Tim Tebow Visits Boys & Girls Club In South Los Angeles; Asked About Katy Perry
LOS ANGELES (AP) –The commotion of his whirlwind season has subsided, leaving Tim Tebow extra time to pursue one of his favorite things: trying to make a difference in others’ lives.
His target Monday was 100 kids at the Challengers Boys & Girls Club in south Los Angeles, some of whom knew who the Denver Broncos quarterback was and others who, somewhat surprisingly, didn’t.
During a question-and-answer session with the kids, one query in particular got the loudest reaction of all. Tebow was asked if he “has a thing” with pop singer Katy Perry.
“No, me and Katy Perry don’t have a thing, but she’s a very good artist,” he said, smiling.
Tebow’s female fans might be glad to hear there’s no special woman he’ll be sharing Valentine’s Day with on Tuesday.
“I’m single … ” he said, “but I’m doing just fine though. I’ll just be around my brothers and friends. We’ll just have a good time.”
Tebow squeezed in a quick haircut in the club’s mirrored aerobics room before his appearance. Later in the day, he had a workout scheduled with his quarterbacks coach, something he’ll be doing for the next few weeks in Los Angeles.
His offseason plans include a trip to the Philippines, where Tebow was born. He wants to visit the construction of a hospital his foundation is funding and visit an orphanage he supports.
“And also find a little bit of time to relax,” he said.
Tebow was promoting books and reading, with nary a video game in sight.
“So many times in today’s society, we can get caught up in Xboxes, video games, watching TV,” he said before meeting the kids, “and forget about reading, about educating yourself and learning how to communicate with people. I just think that’s so important.”
He told the kids how he was diagnosed with dyslexia when he was younger.
“I would get words rearranged in my head and wouldn’t say them right,” he said.
Tebow has been cited as an influence by New York Knicks rookie point guard Jeremy Lin, who like the QB, is public about his Christian faith. Lin’s explosive performances in leading his team to five straight wins have prompted descriptions like “Linsanity.”
“It’s awesome to see what he’s done,” Tebow said. “It’s going to be fun to see where it goes from here.”
Maia Pittman, an 11-year-old girl, was among those who didn’t recognize the guy who made “Tebowing” a cultural phenomenon this season. She said she doesn’t know anything about football.

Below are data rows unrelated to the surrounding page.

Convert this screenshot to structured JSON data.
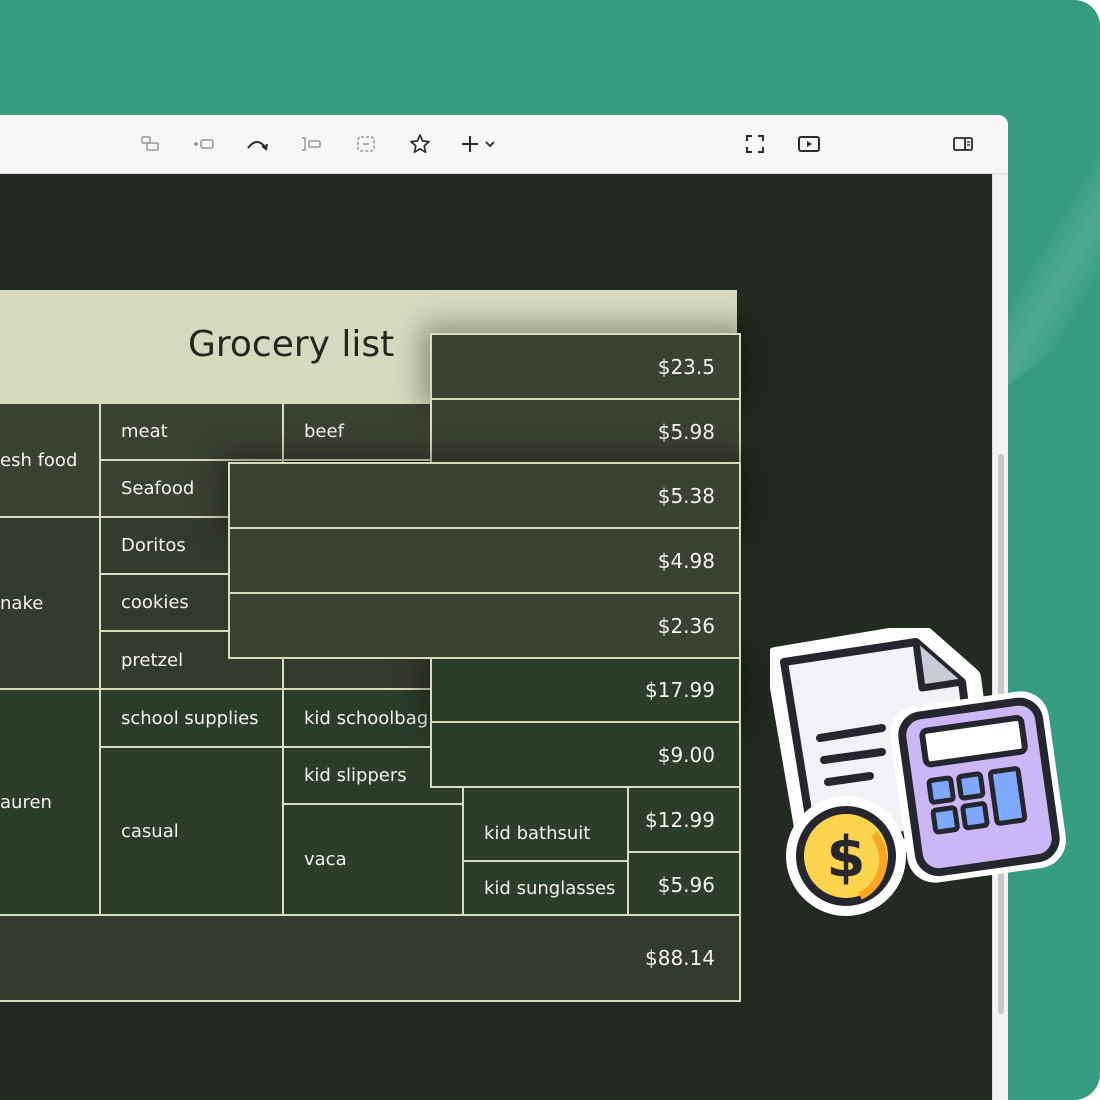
{
  "toolbar": {
    "buttons": [
      {
        "name": "arrange-icon"
      },
      {
        "name": "connect-icon"
      },
      {
        "name": "curve-icon"
      },
      {
        "name": "branch-icon"
      },
      {
        "name": "frame-icon"
      },
      {
        "name": "star-icon"
      },
      {
        "name": "add-menu-icon"
      },
      {
        "name": "fullscreen-icon"
      },
      {
        "name": "present-icon"
      },
      {
        "name": "panel-toggle-icon"
      }
    ]
  },
  "slide": {
    "title": "Grocery list",
    "categories": [
      "esh food",
      "nake",
      "auren"
    ],
    "subcategories": [
      "meat",
      "Seafood",
      "Doritos",
      "cookies",
      "pretzel",
      "school supplies",
      "casual"
    ],
    "items": [
      "beef",
      "kid schoolbag",
      "kid slippers",
      "vaca",
      "kid bathsuit",
      "kid sunglasses"
    ],
    "prices": [
      "$23.5",
      "$5.98",
      "$5.38",
      "$4.98",
      "$2.36",
      "$17.99",
      "$9.00",
      "$12.99",
      "$5.96"
    ],
    "total": "$88.14"
  },
  "colors": {
    "background": "#379d80",
    "canvas": "#222a21",
    "header": "#d6d9c0",
    "cell_olive": "#3c4232",
    "cell_green": "#2c3d2a",
    "border": "#d6dcc0"
  },
  "sticker": {
    "icons": [
      "receipt-icon",
      "calculator-icon",
      "dollar-coin-icon"
    ],
    "coin_symbol": "$"
  }
}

“I was excited to see him because I really never saw anybody famous like that,” she said.
Kaleb Scott was beaming at the chance to meet the QB of his favorite team.
“I like how he pulls his team in tough situations, like when it’s grind time, he gets the job done,” Scott said.
And for those Tebow critics who say he isn’t a very good QB, Scott replied, “For him to take the underdogs and take them to the playoffs and beat the Pittsburgh Steelers, I think it speaks for itself.”
Tebow tossed a few left-handed spirals to some of the boys, and autographed the left shoulder of the kids’ blue Book!It T-shirts as they shuffled through a line.
“My brother is going to be so jealous,” Pittman said.
Others handed him footballs and one girl had him sign a dog-eared copy of “Breaking Dawn,” part of the “Twilight” series.
A couple of the boys showed off their version of “Tebowing.”
Tebow urged the kids to establish priorities, telling them his are “faith, family, football.”
Away from the youngsters, he said he has to make choices about his appearances all the time.
“Maybe I could go do this and be blessed to make some money or maybe I could go do this where I’d be blessed to impact some kids,” he said.
On Wednesday, Tebow will host America’s Biggest Storytime in which he’ll read his favorite childhood book, Dr. Seuss’ “Green Eggs and Ham” to kids worldwide via the Internet. In exchange for Tebow’s participation, the Pizza Hut/BOOK IT! Reading Incentive Program is making a donation to his foundation.
“It’s pretty much the book I learned to read on,” said Tebow, who was homeschooled by his mother. “The rhyming, it’s just fun. At 5, 6 years old, it was fun and I enjoyed it. Looking back, it’s just a lot of good memories for me as well.”